This particular stage usually manifests with a rash on one or more parts of your body. The rash can be rough, reddish-brown, or red, but can also be very faint and invisible. Other common symptoms that appear during this stage include:
- Sores in the anus, vagina, or mouth
- Sore throat
- Patchy hair loss
- Weight loss
- Swollen lymph nodes
Without adequate treatment, secondary syphilis symptoms will likely progress to latent and potentially tertiary phases.
This is the third stage of syphilis infection and is also known as the hidden stage. During this phase of syphilis infection, primary and secondary symptoms subside, which means it is not uncommon to be asymptomatic. Regardless, the bacteria remains dormant inside your system. This stage could last for decades before progressing to the last stage.
This is the last stage of syphilis. Research shows that nearly 15-30% of patients who fail to treat their syphilis infection will ultimately enter this stage. This can be a life-threatening stage and is usually characterized by symptoms such as:
- Mental illness
- Heart disease
- Destruction of bone and soft tissue
- Neurosyphilis, which is characterized by spinal cord or brain infection
- Memory problems
- Neurological problems such as meningitis and stroke
How is Syphilis diagnosed and treated in men?
As earlier explained, you can have syphilis but may never show any visible symptoms. Hence, regular syphilis testing is highly recommended for everyone who has had unprotected sex with a partner who has the disease. If you are sexually active, you should also get tested for STIs at least once a year.
Syphilis testing is done through a simple blood draw. However, if open sores are visible, a fluid sample from the sore may as well be swabbed and subsequently tested.

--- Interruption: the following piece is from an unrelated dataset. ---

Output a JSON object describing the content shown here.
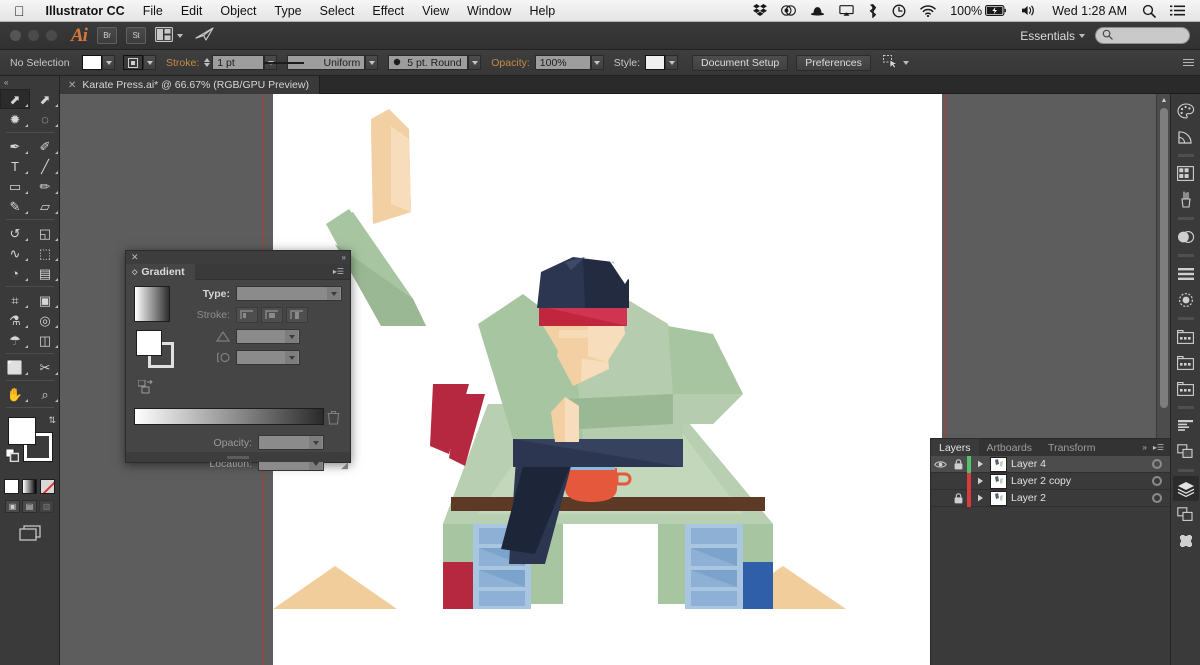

In terms of treatment, syphilis can easily be cured using antibiotics, especially if diagnosed early. The most common medication used to treat syphilis is a type of penicillin. Once successfully treated, syphilis won’t come back on its own, unless you once again contract it from another infected individual.
What happens if Syphilis is not treated?
Untreated syphilis can not only affect many parts of your body including the heart, eyes, and brain, it can also be life-threatening! Studies have associated syphilis infection with aneurysms and inflammation of the aorta, your body’s major artery. Also, the infection can cause significant damage to your heart valves. Complications with syphilis can cause both neurological and cardiovascular problems such as meningitis, stroke, memory loss, hearing impairment.
Frequently Asked Questions
In Singapore alone, approximately 1500 new cases of syphilis infections have been reported annually over the last five years! This surge is not just within Singapore but globally too.
Yes, syphilis is very much curable. Primary and secondary syphilis are arguably the easiest to cure, using a penicillin injection.
The approximate time between acquisition of this infection and the beginning of your initial symptoms is three weeks, but can sometimes range between 10-90 days. However, it is also possible to have the disease but not show any visible symptoms!
Yes, syphilis is 100% curable, especially if diagnosed early. However, it is imperative to note that treatment may never undo any earlier damage that the disease has already caused.
Yes, you can get syphilis from kissing an already infected individual. The bacteria that cause syphilis; T pallidum, can invade your mouth’s mucous membranes via an abrasion, leading to infection. As a result, you should avoid kissing syphilis-infected persons to prevent infection.
Sex isn’t the only way to acquire syphilis. If you didn’t know, just being in contact with an already infected individual’s mouth, genitals, or rectum is more than enough to get you infected. So, it is highly unlikely for your partner to not have the infection when you have it!
You can live with syphilis for nearly 10 or 20 years before you actually experience the worst symptoms as well as effects. Ultimately, untreated syphilis will result in significant damage to your eyes, brain, bones, heart, nerves as well as liver. What’s more, you could become blind, paralyzed, or it could affect your cognitive functions!